Dataset records
==========

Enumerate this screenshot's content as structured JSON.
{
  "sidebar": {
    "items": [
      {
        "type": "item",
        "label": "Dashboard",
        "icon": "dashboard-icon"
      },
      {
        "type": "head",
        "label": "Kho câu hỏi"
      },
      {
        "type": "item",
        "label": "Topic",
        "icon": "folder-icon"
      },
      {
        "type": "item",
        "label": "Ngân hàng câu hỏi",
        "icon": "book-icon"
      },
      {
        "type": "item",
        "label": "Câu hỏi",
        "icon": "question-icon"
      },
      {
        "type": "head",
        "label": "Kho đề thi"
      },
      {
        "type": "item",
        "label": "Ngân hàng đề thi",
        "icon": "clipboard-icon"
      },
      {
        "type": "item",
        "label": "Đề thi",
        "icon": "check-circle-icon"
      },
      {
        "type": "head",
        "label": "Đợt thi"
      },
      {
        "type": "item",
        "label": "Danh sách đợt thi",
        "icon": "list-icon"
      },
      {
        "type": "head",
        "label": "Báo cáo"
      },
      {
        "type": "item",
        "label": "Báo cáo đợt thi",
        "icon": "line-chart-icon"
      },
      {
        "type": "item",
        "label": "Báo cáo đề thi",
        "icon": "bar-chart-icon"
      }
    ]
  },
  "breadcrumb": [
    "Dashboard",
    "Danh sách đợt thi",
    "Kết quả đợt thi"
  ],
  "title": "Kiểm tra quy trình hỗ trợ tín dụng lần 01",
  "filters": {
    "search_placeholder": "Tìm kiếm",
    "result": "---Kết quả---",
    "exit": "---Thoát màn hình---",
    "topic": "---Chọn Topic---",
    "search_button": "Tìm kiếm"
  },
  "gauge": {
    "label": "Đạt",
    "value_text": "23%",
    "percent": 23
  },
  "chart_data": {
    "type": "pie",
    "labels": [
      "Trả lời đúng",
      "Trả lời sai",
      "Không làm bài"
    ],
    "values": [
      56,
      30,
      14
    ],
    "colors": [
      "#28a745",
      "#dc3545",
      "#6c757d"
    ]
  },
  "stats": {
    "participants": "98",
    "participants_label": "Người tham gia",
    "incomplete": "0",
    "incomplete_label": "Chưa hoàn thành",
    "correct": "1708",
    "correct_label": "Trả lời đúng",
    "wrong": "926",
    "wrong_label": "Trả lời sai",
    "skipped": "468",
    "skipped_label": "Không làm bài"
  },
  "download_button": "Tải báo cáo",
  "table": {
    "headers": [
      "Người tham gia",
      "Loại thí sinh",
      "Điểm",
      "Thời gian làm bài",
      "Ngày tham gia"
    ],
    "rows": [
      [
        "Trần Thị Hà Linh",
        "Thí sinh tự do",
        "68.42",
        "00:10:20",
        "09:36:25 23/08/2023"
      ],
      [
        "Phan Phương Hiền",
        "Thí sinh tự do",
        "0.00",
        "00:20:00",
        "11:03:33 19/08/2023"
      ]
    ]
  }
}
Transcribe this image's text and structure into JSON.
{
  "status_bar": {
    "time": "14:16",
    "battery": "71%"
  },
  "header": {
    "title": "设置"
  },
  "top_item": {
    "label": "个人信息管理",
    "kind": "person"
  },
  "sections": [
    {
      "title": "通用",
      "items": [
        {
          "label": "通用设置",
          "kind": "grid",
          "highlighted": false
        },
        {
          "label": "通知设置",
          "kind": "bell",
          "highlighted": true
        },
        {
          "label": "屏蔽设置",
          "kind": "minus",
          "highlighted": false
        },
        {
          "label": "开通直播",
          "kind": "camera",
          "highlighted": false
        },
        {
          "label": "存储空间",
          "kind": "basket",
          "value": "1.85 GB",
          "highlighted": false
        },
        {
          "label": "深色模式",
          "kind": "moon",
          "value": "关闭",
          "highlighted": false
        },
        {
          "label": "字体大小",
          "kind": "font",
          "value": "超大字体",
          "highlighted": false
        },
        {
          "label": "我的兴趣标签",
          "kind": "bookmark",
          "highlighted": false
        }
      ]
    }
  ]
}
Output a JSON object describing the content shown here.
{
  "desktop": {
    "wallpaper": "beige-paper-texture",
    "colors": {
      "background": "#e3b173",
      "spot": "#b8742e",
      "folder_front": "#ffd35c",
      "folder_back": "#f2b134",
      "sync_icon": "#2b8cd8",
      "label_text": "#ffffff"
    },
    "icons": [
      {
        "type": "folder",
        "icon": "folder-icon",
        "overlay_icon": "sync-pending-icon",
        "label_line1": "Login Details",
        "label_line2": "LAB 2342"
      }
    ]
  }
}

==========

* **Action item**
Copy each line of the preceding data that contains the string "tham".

* **Result**
    "participants_label": "Người tham gia",
      "Người tham gia",
      "Ngày tham gia"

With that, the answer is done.